Sedentary people with MSKD

Physical activity, anxiety and depression, health utility, health related QOL, health status, motivation to exercise, self-efficacy, social support, programme attendance, programme implementation fidelity.

Thackeray, et al (2010) [51]


Spine clinics and physical therapy clinics.

This study was a preliminary investigation of the effectiveness of Nerve root block injection, with or without subsequent physical therapy, in people with low back pain and sciatica.

Lumbar radicular pain

ROM, Neurologic assessment, pain, disability, fear avoidance, perception of the degree of change in their condition from the beginning of treatment.

Knoop, et al. (2012) [34]


Outpatient rehabilitation centre.

To investigate whether an exercise program, initially focusing on knee stabilization and subsequently on muscle strength and performance of daily activities is more effective than an exercise program focusing on muscle strength and performance of daily activities only, in reducing activity limitations in patients with knee osteoarthritis (OA) and instability of the knee joint.

Knee OA
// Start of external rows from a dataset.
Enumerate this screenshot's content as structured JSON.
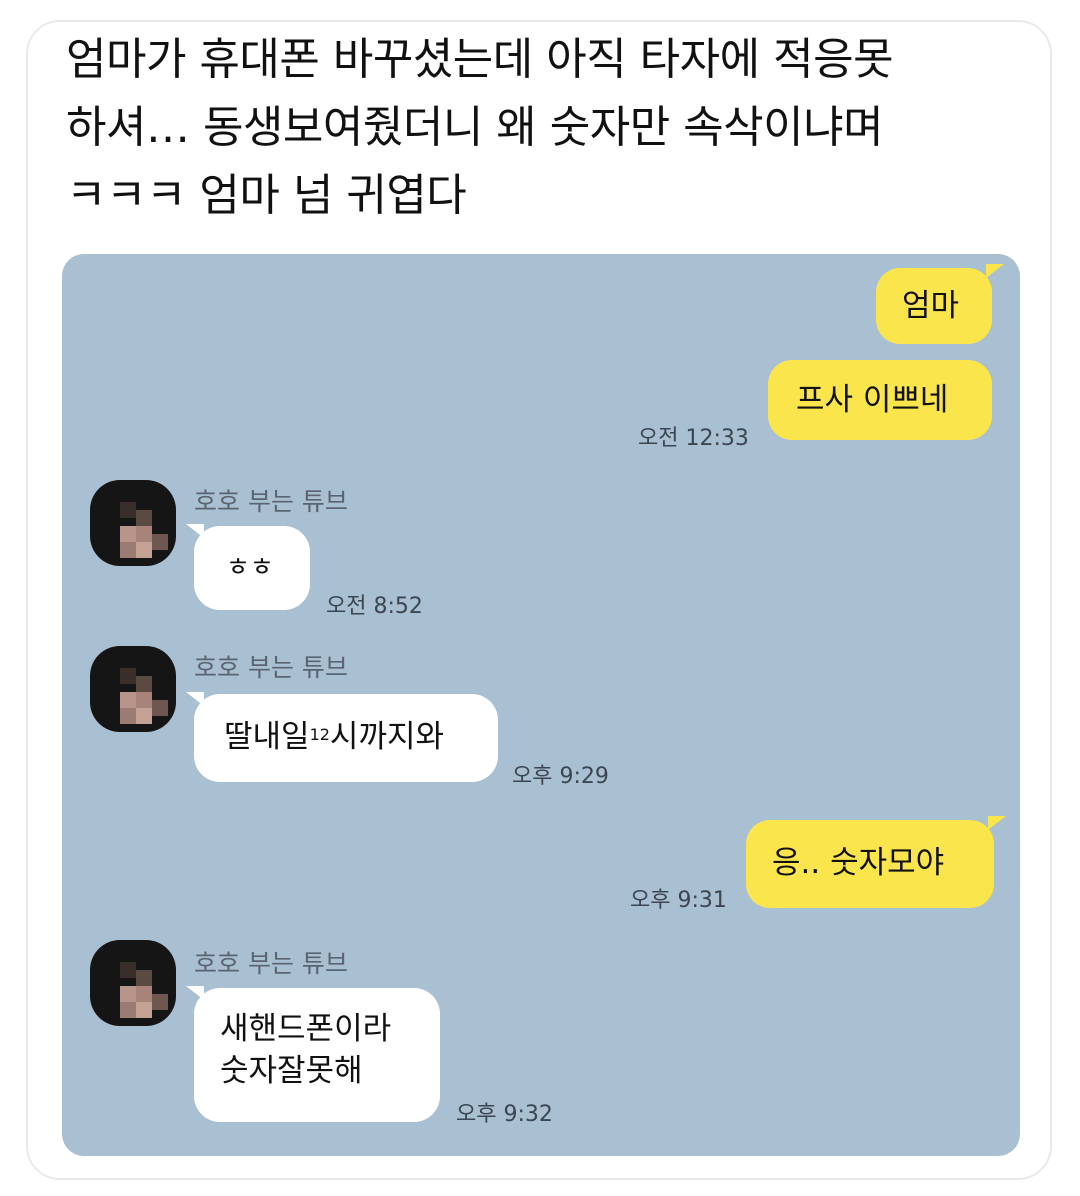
{
  "post": {
    "caption_lines": [
      "엄마가 휴대폰 바꾸셨는데 아직 타자에 적응못",
      "하셔… 동생보여줬더니 왜 숫자만 속삭이냐며",
      "ㅋㅋㅋ 엄마 넘 귀엽다"
    ]
  },
  "chat": {
    "background_color": "#a9bfd2",
    "my_bubble_color": "#fbe54d",
    "their_bubble_color": "#ffffff",
    "messages": [
      {
        "from": "me",
        "text": "엄마"
      },
      {
        "from": "me",
        "text": "프사 이쁘네",
        "time": "오전 12:33"
      },
      {
        "from": "other",
        "sender": "호호 부는 튜브",
        "text": "ㅎㅎ",
        "time": "오전 8:52"
      },
      {
        "from": "other",
        "sender": "호호 부는 튜브",
        "text_before": "딸내일",
        "text_small": "12",
        "text_after": "시까지와",
        "time": "오후 9:29"
      },
      {
        "from": "me",
        "text": "응.. 숫자모야",
        "time": "오후 9:31"
      },
      {
        "from": "other",
        "sender": "호호 부는 튜브",
        "lines": [
          "새핸드폰이라",
          "숫자잘못해"
        ],
        "time": "오후 9:32"
      }
    ]
  }
}
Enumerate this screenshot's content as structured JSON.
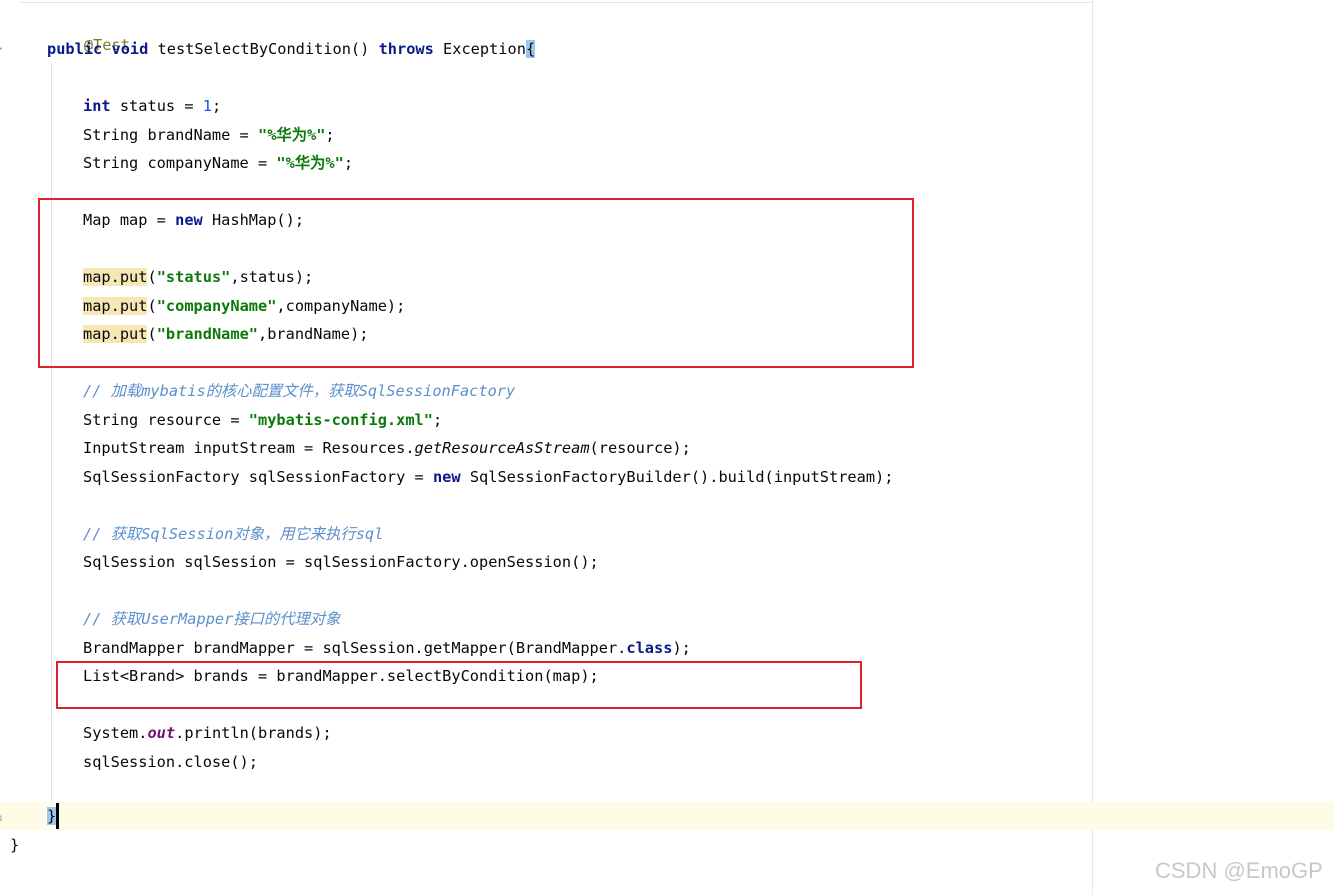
{
  "editor": {
    "code": {
      "annotation": "@Test",
      "method_kw1": "public",
      "method_kw2": "void",
      "method_name": " testSelectByCondition() ",
      "method_throws": "throws",
      "method_exc": " Exception",
      "method_brace": "{",
      "l_status_kw": "int",
      "l_status_rest": " status = ",
      "l_status_num": "1",
      "l_status_end": ";",
      "l_brand_pre": "String brandName = ",
      "l_brand_str": "\"%华为%\"",
      "l_brand_end": ";",
      "l_company_pre": "String companyName = ",
      "l_company_str": "\"%华为%\"",
      "l_company_end": ";",
      "l_map_pre": "Map map = ",
      "l_map_kw": "new",
      "l_map_end": " HashMap();",
      "put_prefix": "map.put",
      "put1_open": "(",
      "put1_str": "\"status\"",
      "put1_end": ",status);",
      "put2_open": "(",
      "put2_str": "\"companyName\"",
      "put2_end": ",companyName);",
      "put3_open": "(",
      "put3_str": "\"brandName\"",
      "put3_end": ",brandName);",
      "cmt1": "// 加载mybatis的核心配置文件，获取SqlSessionFactory",
      "l_res_pre": "String resource = ",
      "l_res_str": "\"mybatis-config.xml\"",
      "l_res_end": ";",
      "l_is_pre": "InputStream inputStream = Resources.",
      "l_is_ital": "getResourceAsStream",
      "l_is_end": "(resource);",
      "l_ssf_pre": "SqlSessionFactory sqlSessionFactory = ",
      "l_ssf_kw": "new",
      "l_ssf_end": " SqlSessionFactoryBuilder().build(inputStream);",
      "cmt2": "// 获取SqlSession对象，用它来执行sql",
      "l_ss": "SqlSession sqlSession = sqlSessionFactory.openSession();",
      "cmt3": "// 获取UserMapper接口的代理对象",
      "l_bm_pre": "BrandMapper brandMapper = sqlSession.getMapper(BrandMapper.",
      "l_bm_kw": "class",
      "l_bm_end": ");",
      "l_list": "List<Brand> brands = brandMapper.selectByCondition(map);",
      "l_sys_pre": "System.",
      "l_sys_out": "out",
      "l_sys_end": ".println(brands);",
      "l_close": "sqlSession.close();",
      "close_method": "}",
      "close_class": "}"
    },
    "colors": {
      "keyword": "#0a1a8a",
      "string": "#0b7a0b",
      "comment": "#5c8fcc",
      "annotation": "#7a7a22",
      "highlight_box": "#e0222c"
    }
  },
  "watermark": "CSDN @EmoGP"
}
Activity limitation, pain, global perceived effect, self-reported knee joint instability, adverse events, therapists assessed patient-perceived training intensity, adherence, physical activity.